Finally, our director Konstantinos Amarantidis, ably assisted by Maria Syllignaki continue to run the Committee smoothly and very professionally, and I thank them for their sterling efforts.
The World Fleet
As of March 2017, the world fleet of self-propelled, sea-going merchant ships, greater than 1,000 Gross Tons (GT), stood at 53,760 vessels of 1,402,514,670 GT, including 4,026 vessels of 154,386,267 GT on order, according to IHS data.
The Greek Controlled Fleet

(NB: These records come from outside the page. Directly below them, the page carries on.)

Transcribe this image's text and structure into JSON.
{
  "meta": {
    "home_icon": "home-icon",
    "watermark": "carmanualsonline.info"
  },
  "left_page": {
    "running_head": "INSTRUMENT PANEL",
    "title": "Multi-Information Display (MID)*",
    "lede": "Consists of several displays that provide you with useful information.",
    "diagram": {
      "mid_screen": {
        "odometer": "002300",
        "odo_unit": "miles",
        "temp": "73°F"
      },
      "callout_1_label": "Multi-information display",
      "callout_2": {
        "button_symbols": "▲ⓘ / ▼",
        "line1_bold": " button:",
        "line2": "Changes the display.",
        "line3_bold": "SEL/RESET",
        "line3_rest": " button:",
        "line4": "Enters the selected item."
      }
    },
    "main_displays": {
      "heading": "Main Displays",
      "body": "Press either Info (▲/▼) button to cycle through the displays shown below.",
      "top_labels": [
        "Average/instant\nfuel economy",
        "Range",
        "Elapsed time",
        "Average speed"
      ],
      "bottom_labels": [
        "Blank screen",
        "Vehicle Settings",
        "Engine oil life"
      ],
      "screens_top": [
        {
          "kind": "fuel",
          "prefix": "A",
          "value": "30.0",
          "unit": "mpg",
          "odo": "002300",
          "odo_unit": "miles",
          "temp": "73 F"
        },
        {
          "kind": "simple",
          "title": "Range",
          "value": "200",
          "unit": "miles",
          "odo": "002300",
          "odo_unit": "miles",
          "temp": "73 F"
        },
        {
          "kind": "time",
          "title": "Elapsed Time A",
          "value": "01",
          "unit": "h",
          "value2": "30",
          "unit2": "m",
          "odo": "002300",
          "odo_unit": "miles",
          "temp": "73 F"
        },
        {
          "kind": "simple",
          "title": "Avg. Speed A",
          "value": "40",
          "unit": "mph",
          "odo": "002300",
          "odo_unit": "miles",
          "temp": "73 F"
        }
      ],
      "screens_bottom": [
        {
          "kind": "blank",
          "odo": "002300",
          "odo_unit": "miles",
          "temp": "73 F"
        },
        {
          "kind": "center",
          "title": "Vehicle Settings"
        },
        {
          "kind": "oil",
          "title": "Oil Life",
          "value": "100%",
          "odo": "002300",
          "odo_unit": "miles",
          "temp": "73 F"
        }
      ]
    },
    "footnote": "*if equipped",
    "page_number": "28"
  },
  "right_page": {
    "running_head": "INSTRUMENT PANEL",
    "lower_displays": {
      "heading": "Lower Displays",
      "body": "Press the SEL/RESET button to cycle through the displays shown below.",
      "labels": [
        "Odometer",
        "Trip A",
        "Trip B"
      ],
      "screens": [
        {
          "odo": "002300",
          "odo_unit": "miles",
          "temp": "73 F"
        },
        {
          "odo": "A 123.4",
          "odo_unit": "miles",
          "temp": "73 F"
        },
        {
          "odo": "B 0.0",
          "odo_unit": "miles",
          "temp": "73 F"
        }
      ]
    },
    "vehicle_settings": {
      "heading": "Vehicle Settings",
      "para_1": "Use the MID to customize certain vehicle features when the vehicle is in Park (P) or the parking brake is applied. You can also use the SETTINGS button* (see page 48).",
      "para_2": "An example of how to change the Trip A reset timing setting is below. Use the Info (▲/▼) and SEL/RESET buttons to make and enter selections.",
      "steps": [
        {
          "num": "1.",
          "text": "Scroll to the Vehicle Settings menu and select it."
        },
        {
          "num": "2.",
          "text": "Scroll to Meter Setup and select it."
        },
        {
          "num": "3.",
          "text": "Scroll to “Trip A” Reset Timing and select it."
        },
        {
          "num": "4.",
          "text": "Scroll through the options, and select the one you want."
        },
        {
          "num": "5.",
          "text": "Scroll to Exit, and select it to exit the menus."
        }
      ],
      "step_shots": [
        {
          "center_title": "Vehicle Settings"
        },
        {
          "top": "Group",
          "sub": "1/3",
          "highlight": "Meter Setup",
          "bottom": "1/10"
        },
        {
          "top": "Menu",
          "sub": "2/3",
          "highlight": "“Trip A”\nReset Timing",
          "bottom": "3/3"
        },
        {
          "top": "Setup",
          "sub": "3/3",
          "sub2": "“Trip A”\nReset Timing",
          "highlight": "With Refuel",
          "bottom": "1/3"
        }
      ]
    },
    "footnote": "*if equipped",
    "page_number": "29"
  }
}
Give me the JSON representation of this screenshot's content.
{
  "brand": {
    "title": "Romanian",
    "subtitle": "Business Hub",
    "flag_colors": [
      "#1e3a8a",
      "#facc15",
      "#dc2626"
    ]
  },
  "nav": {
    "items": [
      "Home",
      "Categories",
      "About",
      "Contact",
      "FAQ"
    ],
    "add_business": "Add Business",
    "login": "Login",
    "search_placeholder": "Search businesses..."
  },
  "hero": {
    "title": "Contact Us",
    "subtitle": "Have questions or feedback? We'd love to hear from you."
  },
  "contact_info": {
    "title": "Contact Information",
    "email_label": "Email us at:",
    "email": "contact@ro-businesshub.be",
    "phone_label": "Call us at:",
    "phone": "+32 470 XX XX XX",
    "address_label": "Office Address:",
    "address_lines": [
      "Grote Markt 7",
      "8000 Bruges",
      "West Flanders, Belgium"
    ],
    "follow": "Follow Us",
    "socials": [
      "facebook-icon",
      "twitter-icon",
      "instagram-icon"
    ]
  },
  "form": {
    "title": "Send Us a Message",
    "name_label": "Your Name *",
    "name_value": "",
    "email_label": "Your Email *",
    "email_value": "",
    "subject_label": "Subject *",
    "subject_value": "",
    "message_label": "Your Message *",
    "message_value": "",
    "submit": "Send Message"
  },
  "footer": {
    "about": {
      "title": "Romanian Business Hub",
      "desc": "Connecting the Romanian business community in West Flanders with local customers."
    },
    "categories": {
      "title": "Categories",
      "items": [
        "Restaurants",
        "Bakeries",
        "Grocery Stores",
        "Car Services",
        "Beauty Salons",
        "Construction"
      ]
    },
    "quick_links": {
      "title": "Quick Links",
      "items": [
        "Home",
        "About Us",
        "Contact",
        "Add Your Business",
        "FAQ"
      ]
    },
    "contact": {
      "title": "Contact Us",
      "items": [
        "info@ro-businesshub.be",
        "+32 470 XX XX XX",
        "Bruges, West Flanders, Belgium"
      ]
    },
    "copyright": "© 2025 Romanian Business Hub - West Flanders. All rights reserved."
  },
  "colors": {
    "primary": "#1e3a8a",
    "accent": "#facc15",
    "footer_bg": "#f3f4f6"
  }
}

As the aforementioned IHS data suggest, as of March 2017, Greek interests controlled 4,085 vessels of various categories of 328,763,767 total deadweight (DWT), and 192,430,519 total GT. Compared to the data in the past year, this represents a slight decrease of 7 vessels. However, an increase in DWT, which rose to 8,166,193, as well as in GT, reaching 3,526,325, was recorded. The aforementioned figures include 196 vessels of various categories of 12,338,624 DWT and 20,602,634 GT, which are on order.
The total carrying capacity controlled by Greek parent companies has risen to above 328 million DWT over the period of a year. This, represents an increase of 8,166,193 DWT in the Greek-owned fleet, compared to 320 million DWT, at the same time last year
Despite the adverse market conditions, the slight increases and decreases are encouraging. On the one hand, a slight decrease was noted in liquefied gas carriers, chemical and product tankers, cargo ships and passenger ship types, in terms of number and DWT. On the other hand, oil tankers, ore and bulkcarriers, container ships and other cargo ships have slightly increased in relation to the corresponding world fleet type for the period 2015/2016. What is notable is that the Greek parent companies represent 25.2% of the world tanker fleet and the 16.2% of the Ore and Bulk fleet.
Overall, Greek-owned capacity has slightly increased, representing 16.2% of the world fleet, up from 15.8% in the previous year. In terms of number of vessels, it has also remained unchanged, representing 7.6% of the global fleet, 13.7% in terms of GT and 16.2% in terms of DWT.
According to the data, the past year saw an increase in the average age of the world fleet, from 12.8 years in 2016, to 13.2 in the current year. However, the average Greek-controlled vessel, at 10.3 years of age, is still 2.9 years younger than the industry average. When calculated in terms of DWT and GT, the average age is reduced to just 8.6 and 8.7 years respectively. The fleet controlled by Greek interests is at a record high in terms of DWT and GT. Leading companies are diversifying successfully into more lucrative, but more technically challenging new areas such as shuttle tankers, containerships, gas carriers and offshore drilling.
The fleet registered under the Greek flag has decreased in terms of vessel numbers as well as DWT and GT, now comprising of 747 ships of 43,710,877 GT and 75,209,907 DWT. The significant decrease in the number of vessels registered under the Greek Flag should be taken into consideration by the Greek administration